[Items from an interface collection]

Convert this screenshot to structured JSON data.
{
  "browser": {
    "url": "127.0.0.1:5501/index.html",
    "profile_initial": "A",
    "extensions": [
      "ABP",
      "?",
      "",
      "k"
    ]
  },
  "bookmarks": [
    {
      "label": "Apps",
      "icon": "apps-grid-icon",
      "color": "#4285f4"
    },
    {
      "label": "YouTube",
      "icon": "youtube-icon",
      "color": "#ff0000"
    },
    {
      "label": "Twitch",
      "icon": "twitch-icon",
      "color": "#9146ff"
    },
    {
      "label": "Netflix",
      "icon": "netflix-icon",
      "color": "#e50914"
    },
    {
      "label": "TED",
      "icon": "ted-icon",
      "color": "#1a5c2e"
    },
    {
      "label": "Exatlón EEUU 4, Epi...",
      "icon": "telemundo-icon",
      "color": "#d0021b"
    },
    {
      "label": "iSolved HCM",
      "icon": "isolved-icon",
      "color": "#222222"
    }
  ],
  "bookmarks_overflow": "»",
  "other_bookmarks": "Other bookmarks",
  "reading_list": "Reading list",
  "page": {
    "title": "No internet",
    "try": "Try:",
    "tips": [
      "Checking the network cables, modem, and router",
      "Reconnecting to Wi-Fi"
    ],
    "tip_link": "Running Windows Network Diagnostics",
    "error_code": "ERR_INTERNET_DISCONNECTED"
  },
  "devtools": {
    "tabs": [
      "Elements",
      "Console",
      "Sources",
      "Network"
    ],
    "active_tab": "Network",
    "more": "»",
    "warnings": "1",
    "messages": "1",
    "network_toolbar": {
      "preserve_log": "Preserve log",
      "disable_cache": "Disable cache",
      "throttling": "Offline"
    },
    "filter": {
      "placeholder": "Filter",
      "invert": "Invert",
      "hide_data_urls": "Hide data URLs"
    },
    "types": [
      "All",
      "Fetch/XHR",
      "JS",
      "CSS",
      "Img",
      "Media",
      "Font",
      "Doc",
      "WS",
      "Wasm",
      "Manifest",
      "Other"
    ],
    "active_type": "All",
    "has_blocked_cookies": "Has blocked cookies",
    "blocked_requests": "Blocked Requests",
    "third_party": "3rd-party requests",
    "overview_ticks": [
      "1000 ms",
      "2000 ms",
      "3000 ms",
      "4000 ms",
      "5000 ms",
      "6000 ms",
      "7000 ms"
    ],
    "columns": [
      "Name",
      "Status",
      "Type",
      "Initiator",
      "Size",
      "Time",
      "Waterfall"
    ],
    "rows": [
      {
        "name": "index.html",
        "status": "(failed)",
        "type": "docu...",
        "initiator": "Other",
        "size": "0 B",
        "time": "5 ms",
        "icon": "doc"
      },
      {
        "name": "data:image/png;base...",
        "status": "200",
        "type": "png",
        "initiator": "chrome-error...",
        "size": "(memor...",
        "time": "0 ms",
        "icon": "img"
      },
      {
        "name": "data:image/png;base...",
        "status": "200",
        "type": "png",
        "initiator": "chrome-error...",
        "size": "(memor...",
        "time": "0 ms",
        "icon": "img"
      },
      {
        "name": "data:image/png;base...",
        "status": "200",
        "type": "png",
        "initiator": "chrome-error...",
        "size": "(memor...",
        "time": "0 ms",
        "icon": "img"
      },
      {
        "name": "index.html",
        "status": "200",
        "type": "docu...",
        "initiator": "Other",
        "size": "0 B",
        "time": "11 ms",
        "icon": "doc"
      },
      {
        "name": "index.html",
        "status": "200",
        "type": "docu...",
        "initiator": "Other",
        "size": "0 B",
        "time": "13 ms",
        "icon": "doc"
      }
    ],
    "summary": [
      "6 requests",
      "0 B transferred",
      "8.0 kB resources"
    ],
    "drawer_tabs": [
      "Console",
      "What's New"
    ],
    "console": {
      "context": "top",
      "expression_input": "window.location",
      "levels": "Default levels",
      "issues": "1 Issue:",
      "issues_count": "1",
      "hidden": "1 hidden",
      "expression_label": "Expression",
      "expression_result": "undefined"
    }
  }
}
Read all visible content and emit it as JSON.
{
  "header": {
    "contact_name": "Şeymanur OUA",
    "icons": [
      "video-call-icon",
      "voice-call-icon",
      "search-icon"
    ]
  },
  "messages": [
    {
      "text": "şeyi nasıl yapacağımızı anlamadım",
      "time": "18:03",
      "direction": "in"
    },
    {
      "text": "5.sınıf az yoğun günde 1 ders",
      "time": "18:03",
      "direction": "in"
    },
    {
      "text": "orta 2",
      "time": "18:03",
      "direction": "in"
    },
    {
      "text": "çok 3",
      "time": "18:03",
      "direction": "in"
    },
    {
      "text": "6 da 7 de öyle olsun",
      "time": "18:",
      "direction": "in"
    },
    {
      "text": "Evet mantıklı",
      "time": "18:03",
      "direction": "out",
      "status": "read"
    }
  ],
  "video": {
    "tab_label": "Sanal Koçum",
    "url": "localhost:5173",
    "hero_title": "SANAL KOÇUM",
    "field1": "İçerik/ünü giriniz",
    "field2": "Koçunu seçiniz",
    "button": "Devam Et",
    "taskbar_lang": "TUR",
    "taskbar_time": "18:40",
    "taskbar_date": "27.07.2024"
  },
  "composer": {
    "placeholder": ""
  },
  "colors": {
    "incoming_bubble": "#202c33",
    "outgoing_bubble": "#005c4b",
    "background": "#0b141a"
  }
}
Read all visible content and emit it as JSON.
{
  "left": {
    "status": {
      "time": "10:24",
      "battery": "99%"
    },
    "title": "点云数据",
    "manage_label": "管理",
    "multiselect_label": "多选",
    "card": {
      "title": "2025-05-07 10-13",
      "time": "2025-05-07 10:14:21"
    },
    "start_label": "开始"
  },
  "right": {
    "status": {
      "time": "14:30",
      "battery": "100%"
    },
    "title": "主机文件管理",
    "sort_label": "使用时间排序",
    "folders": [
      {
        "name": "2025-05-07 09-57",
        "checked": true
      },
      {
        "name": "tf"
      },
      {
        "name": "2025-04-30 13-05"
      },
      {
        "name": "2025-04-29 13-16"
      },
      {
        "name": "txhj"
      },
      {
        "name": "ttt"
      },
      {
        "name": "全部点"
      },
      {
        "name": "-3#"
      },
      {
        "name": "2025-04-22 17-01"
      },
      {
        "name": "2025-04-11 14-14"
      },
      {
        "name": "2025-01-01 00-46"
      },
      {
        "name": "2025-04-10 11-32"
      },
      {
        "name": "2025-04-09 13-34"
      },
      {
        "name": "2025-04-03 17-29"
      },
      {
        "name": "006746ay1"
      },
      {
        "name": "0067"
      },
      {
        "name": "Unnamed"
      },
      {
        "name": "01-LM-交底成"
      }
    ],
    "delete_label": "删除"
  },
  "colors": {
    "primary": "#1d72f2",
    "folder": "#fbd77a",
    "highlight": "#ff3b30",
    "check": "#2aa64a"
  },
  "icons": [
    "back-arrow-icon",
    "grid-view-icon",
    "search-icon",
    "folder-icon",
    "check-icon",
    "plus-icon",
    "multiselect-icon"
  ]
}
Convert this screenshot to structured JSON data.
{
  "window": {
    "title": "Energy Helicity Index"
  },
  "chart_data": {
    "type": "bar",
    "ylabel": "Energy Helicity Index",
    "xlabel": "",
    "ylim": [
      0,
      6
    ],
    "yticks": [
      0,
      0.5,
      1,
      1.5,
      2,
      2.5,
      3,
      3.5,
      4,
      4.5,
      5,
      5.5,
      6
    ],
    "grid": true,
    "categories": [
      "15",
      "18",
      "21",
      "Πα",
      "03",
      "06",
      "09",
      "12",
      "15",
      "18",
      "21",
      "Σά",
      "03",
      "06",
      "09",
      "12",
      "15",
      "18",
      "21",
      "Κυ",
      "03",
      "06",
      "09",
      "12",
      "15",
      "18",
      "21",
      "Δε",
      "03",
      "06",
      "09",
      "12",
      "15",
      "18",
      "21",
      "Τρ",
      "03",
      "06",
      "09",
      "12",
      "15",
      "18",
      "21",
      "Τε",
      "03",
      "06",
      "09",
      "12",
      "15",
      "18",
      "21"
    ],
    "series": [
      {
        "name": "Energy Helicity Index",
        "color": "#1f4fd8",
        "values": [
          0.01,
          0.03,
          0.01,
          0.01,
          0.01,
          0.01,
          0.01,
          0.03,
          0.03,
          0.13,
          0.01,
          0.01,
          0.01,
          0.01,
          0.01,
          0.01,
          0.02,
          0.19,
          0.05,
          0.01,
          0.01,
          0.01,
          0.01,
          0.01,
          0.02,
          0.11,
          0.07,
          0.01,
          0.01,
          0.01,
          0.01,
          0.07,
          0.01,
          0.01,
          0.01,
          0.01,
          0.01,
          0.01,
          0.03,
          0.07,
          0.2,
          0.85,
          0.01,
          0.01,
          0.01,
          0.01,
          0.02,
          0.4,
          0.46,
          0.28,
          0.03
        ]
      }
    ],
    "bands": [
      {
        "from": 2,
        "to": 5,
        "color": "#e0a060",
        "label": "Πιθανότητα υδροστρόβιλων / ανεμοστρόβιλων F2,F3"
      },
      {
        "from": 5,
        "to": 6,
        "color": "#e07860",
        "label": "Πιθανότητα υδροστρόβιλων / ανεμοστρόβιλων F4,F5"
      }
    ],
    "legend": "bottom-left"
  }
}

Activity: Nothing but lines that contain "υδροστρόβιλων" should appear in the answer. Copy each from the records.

Task output:
        "label": "Πιθανότητα υδροστρόβιλων / ανεμοστρόβιλων F2,F3"
        "label": "Πιθανότητα υδροστρόβιλων / ανεμοστρόβιλων F4,F5"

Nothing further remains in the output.